Today was a holiday, May Day, so the University was closed to students but they let us in for our class. Madi and I had a quick breakfast and we all walked together to the University of Pretoria (UP). There was only one entrance open. There is a lot of political unrest in South Africa and universities are a hot topic. Last year, they closed down UP for student protests. They were demanding more funding from the government. They shut down the campus for a semester and the students had to do things online. Now there is very tight security.
We walked through campus and will do a campus tour on Thursday. The building where we had class was a tall capsule window building. To get to the 18 floor where we had class, we went to the elevator room and each person had to type in the floor they were going to. It then told you what elevator to go in.

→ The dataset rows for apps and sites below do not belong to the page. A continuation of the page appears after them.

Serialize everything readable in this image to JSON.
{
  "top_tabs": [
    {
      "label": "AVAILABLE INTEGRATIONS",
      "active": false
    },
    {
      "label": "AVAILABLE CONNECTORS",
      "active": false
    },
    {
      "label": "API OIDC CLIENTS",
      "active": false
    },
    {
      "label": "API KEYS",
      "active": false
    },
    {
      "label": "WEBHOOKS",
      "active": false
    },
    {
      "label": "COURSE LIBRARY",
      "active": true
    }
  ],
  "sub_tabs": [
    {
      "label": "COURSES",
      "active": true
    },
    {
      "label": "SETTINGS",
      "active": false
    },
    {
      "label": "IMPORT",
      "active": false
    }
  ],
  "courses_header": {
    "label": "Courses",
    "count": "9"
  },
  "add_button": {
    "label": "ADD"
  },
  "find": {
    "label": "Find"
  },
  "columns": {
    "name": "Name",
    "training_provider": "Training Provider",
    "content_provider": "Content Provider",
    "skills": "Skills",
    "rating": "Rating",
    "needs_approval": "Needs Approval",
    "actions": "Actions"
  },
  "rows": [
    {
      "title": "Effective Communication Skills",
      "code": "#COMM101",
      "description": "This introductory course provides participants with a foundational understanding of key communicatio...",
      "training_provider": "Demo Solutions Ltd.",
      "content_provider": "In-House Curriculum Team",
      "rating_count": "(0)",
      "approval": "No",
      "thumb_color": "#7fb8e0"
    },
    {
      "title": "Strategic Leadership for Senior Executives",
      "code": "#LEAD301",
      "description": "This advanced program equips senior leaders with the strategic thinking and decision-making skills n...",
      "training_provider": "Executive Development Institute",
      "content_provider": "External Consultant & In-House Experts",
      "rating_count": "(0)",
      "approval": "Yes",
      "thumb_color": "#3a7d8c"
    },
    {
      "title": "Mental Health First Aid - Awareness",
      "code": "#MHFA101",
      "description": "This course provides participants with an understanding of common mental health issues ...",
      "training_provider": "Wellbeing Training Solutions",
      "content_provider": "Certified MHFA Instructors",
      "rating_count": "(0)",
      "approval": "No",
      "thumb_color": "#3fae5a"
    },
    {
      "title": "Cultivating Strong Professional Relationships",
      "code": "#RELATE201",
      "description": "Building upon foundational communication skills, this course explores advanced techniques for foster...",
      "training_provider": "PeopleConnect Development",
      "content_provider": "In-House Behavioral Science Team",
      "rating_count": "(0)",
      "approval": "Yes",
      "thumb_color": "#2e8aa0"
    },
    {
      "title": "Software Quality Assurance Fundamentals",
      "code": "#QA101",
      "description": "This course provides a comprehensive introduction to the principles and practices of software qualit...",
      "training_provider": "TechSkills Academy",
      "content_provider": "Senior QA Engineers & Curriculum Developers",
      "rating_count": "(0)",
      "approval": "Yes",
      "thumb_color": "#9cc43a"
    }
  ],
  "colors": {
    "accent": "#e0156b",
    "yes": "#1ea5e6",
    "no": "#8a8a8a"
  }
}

Our history of South Africa class is lead by a really well spoken British South African women professor. The first lecture was on early hominids and pre colonial Africa. There were the San (bushmen), Khoikhoi (cattlemen), and Bantu (farmers). After the lecture, we all went home to regroup and then everyone headed out to the mall (seemingly a lot of mall time but it is the central area where things are) to get lunch. Madi didn’t like Greek food so we joined the class of boys below us for an American lunch. I had chicken salad. Omnomnom. Unlike Peru and Mexico, there isn’t a food that everywhere in South Africa. They do have traditional dishes but it is not the food we really see in the town. We walked into the mall a bit to find a frisbee and soccer ball and got very lost. I would equate it to the Florida mall but more levels and maze like.
The evening everyone gathered to play a drinking game. They played ring of fire and Bailey jumped into the pool and took off her shirt and Madi Eli and I were like yep we are out. So we real talked in her house. We talked about counciling, Madi’s home, life, and relationships. It was a long talk with some tears but a good talk. It is crazy to see how far we have come. I trust what they say and we are so much closer and deeper now than we were in Mexico.